EXTRACTED RECORDS:
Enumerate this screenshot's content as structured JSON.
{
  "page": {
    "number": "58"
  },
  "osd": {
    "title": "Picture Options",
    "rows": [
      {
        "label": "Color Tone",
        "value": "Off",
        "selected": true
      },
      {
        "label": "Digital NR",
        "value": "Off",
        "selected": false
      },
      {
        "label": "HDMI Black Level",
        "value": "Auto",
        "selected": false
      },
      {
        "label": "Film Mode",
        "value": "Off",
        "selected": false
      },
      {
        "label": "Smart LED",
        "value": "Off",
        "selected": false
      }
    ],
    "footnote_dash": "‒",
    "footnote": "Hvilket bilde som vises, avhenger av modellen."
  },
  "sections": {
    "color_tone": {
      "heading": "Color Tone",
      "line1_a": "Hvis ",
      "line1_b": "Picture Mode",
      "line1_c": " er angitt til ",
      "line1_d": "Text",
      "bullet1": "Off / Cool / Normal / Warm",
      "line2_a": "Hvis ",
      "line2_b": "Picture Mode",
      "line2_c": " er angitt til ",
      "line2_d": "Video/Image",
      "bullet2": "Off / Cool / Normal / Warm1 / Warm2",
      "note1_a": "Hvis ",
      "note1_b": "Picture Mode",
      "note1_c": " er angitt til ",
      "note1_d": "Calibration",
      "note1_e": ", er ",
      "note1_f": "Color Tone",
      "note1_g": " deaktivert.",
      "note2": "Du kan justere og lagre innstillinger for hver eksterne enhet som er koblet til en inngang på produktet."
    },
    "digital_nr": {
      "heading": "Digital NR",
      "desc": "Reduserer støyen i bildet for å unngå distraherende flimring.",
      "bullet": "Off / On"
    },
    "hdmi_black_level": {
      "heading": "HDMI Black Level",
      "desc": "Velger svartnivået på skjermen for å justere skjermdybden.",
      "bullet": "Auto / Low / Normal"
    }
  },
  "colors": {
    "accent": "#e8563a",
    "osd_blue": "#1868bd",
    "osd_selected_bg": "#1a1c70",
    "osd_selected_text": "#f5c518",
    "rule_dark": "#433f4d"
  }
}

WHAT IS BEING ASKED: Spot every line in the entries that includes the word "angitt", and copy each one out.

SOLUTION TO THE PROBLEM:
      "line1_c": " er angitt til ",
      "line2_c": " er angitt til ",
      "note1_c": " er angitt til ",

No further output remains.